Website and app data records
---------------
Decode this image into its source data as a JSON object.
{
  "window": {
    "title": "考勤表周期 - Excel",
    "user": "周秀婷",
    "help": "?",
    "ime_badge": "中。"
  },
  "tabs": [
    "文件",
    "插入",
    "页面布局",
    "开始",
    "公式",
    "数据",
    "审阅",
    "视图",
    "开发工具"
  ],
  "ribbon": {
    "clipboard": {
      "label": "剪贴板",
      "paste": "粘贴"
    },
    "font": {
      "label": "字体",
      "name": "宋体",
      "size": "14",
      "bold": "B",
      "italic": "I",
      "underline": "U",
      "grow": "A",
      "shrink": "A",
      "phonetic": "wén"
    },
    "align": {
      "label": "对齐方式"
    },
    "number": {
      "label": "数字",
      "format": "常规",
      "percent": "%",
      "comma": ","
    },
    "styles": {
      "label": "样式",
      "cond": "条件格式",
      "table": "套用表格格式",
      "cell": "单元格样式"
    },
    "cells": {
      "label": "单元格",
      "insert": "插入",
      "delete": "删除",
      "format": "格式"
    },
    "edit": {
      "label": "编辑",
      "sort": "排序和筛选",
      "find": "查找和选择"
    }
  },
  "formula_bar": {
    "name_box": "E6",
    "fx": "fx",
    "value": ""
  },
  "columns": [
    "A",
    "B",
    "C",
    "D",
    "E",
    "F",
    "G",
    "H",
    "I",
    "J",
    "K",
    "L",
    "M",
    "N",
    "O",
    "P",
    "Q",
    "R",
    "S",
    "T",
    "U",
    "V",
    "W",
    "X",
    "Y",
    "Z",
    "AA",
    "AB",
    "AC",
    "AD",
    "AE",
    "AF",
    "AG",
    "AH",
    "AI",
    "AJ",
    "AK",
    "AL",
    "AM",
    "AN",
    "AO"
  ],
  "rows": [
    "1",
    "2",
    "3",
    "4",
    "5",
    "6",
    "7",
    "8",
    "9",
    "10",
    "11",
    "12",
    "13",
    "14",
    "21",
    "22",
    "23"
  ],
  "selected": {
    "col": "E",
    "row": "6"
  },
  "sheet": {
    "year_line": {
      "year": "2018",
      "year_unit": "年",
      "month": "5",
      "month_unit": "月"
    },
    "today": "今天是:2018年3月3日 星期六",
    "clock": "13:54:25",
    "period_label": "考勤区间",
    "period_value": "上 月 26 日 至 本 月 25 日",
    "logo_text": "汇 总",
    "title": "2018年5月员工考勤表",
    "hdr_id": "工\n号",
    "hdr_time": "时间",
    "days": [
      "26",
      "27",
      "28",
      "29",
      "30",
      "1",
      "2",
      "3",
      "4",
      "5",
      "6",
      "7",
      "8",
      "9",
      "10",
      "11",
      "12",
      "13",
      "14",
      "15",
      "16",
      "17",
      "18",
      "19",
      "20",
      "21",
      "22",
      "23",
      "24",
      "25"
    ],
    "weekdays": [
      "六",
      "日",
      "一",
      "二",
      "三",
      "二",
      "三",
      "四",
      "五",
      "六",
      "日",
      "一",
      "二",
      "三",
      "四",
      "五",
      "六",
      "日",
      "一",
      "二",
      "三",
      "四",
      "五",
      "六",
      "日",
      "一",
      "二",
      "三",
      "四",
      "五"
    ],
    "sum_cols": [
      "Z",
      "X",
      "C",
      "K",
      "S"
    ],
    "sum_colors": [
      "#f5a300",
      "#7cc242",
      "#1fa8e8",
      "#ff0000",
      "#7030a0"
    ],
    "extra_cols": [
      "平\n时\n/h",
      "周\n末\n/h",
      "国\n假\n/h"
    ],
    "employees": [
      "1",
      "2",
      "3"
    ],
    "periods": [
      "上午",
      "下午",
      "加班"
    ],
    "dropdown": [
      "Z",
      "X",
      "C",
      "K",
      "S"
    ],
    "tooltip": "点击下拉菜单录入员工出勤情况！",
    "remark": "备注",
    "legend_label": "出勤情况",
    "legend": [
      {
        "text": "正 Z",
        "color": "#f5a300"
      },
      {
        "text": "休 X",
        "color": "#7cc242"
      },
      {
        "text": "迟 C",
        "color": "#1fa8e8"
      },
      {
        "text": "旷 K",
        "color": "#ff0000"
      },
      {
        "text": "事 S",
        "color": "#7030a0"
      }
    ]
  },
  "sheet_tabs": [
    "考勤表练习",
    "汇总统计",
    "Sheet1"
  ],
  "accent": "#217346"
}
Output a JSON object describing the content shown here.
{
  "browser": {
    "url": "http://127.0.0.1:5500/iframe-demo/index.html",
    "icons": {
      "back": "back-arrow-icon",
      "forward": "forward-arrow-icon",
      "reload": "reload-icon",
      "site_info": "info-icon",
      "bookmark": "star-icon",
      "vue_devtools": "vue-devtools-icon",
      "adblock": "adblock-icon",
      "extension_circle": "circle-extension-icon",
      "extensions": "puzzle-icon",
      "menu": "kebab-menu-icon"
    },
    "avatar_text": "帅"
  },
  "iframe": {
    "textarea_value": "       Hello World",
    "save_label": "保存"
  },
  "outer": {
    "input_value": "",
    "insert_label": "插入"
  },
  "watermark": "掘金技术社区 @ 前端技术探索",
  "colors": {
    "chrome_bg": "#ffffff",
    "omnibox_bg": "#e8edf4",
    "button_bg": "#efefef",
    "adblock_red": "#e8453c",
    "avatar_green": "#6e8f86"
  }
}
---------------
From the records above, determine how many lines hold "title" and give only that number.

**Final answer:** 2